The Whistleblower Protection Coordination Act amended the Inspector General Act to require NASA OIG to designate an individual to serve as NASA's Whistleblower Protection Coordinator. The Whistleblower Protection Coordinator carries out a number of key functions, including:
The NASA Whistleblower Protection Coordinator cannot act as a legal representative, agent, or advocate for any individual whistleblower.
For more information, you may contact the NASA Whistleblower Protection Coordinator.
Pursuant to the Whistleblower Protection Enhancement Act of 2012, the following statement applies to non-disclosure policies, forms, or agreements of the federal government with current or former NASA employees, including those in effect before the Act's effective date of December 27, 2012:
"These provisions are consistent with and do not supersede, conflict with, or otherwise alter the employee obligations, rights, or liabilities created by existing statute or Executive Order relating to (1) classified information, (2) communications to Congress, (3) the reporting to an Inspector General of a violation of any law, rule, or regulation, or mismanagement, a gross waste of funds, an abuse of authority, or a substantial and specific danger to public health or safety, or (4) any other whistleblower protection. The definitions, requirements, obligations, rights, sanctions, and liabilities created by controlling Executive Orders and statutory provisions are incorporated into this agreement and are controlling."
The controlling Executive Orders and statutory provisions in the event of any conflict with a non-disclosure policy, form, or agreement include, as of March 14, 2013:
We encourage the following posters to be prominently displayed on NASA Centers and made available on the intranet. Click each poster to view.
Whistleblowing: Defines a “whistleblower” as someone who discloses information he or she reasonably believes evidences a violation of any law, rule, or regulation; gross mismanagement; gross waste of funds; an abuse of authority; a substantial and specific danger to public health or safety.
Whistleblower Retaliation: Asks, “What is whistleblower retaliation?” A federal employee authorized to take, direct others to take, recommend or approve any personnel action may not take, fail to take, or threaten to take any personnel action against an employee because of protected whistleblowing.
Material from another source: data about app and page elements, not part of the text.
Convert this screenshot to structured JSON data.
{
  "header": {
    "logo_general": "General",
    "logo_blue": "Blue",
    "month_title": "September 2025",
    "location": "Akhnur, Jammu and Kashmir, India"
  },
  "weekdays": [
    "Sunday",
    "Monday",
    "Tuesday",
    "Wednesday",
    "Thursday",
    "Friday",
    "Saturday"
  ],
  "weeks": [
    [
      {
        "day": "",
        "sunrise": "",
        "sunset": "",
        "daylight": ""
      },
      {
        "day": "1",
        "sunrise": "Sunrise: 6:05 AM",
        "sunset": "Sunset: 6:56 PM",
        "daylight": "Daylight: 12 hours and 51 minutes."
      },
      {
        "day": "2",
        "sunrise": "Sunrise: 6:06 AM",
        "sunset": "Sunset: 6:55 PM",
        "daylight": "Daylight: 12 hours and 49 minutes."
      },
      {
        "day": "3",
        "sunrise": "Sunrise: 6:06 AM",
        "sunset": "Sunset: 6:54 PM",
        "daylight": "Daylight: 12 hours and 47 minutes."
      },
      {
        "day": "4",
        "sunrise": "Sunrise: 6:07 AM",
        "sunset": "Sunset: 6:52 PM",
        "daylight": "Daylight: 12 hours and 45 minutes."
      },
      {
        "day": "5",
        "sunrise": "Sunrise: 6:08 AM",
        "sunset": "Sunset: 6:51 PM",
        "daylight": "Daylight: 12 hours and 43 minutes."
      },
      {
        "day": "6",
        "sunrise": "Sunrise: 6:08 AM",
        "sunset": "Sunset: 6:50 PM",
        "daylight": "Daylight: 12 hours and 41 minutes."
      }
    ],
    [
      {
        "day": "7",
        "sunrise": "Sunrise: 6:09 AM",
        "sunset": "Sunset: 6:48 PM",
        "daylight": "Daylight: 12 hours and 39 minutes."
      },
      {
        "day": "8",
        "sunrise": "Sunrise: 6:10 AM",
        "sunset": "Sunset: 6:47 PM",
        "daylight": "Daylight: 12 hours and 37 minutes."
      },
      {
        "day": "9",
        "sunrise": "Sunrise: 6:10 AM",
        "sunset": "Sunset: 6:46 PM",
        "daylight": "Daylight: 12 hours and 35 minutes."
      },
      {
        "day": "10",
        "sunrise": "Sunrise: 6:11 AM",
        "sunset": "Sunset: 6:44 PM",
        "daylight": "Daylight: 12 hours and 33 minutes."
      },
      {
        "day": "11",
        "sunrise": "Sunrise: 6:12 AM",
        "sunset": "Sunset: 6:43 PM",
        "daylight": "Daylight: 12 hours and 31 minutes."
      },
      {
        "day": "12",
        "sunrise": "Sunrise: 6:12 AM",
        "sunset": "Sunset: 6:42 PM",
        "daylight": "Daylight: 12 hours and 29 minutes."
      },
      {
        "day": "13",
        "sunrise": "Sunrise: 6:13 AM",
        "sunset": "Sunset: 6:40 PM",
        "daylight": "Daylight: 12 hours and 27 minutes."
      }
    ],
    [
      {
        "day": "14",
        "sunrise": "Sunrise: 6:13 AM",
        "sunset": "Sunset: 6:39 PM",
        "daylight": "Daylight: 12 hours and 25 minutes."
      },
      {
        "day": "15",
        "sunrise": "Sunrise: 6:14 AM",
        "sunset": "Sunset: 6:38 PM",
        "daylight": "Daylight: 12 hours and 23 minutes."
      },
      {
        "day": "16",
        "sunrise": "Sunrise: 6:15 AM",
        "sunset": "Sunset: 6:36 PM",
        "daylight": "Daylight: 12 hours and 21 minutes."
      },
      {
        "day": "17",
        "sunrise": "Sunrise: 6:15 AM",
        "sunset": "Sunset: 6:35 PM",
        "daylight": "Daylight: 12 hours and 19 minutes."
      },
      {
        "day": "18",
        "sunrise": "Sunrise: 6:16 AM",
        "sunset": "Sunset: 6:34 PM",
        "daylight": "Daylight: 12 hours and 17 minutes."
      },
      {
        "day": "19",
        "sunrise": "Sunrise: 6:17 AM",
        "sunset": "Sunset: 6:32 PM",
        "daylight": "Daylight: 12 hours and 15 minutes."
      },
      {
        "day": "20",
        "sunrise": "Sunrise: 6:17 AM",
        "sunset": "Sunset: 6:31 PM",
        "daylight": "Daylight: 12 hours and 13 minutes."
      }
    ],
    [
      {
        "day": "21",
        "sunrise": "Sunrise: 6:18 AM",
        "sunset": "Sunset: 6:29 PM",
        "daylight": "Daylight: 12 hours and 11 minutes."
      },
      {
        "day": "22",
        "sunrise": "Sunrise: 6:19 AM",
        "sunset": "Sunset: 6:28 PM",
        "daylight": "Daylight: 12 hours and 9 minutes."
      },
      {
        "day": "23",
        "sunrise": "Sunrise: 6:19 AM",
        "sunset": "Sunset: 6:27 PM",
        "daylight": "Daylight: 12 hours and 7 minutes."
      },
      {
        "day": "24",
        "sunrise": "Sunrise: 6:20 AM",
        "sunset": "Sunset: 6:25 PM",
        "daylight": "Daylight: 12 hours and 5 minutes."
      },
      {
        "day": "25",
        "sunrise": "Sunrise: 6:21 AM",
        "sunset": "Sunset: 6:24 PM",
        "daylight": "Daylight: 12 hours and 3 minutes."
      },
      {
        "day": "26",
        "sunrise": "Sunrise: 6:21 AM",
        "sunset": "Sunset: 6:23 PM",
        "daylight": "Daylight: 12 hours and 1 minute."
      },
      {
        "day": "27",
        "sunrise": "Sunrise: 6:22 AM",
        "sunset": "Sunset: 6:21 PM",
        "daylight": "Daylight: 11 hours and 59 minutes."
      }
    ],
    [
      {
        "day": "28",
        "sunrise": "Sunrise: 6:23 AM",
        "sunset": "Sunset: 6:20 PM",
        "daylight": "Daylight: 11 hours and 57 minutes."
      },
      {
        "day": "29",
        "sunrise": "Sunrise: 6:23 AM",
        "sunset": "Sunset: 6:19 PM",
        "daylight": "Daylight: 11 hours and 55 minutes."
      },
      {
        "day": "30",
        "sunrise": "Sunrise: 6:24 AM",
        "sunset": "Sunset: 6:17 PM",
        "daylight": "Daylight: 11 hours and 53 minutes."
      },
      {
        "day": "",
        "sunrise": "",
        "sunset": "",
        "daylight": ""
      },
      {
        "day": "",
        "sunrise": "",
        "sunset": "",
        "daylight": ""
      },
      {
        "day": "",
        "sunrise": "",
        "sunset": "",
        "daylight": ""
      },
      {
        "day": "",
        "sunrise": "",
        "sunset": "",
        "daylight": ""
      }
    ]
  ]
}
Cites an example. Defines “protected whistleblowing.”
Prohibited Personnel Practices (PPPs): Lists 14 prohibitions, including: whistleblower retaliation; discrimination for engaging in conduct unrelated to work performance, such as discrimination based on gender identity or sexual orientation; and hiring and promotion offenses that offend the merit system. 5 U.S.C. §§ 2302(b)(1)-(b)(13).
Click on a question to view the answer
Yes. Pursuant to 10 USC 2409, an employee of a contractor, subcontractor, grantee, or subgrantee or personal services contractor may not be discharged, demoted, or otherwise discriminated against as a reprisal for disclosing information that is evidence of: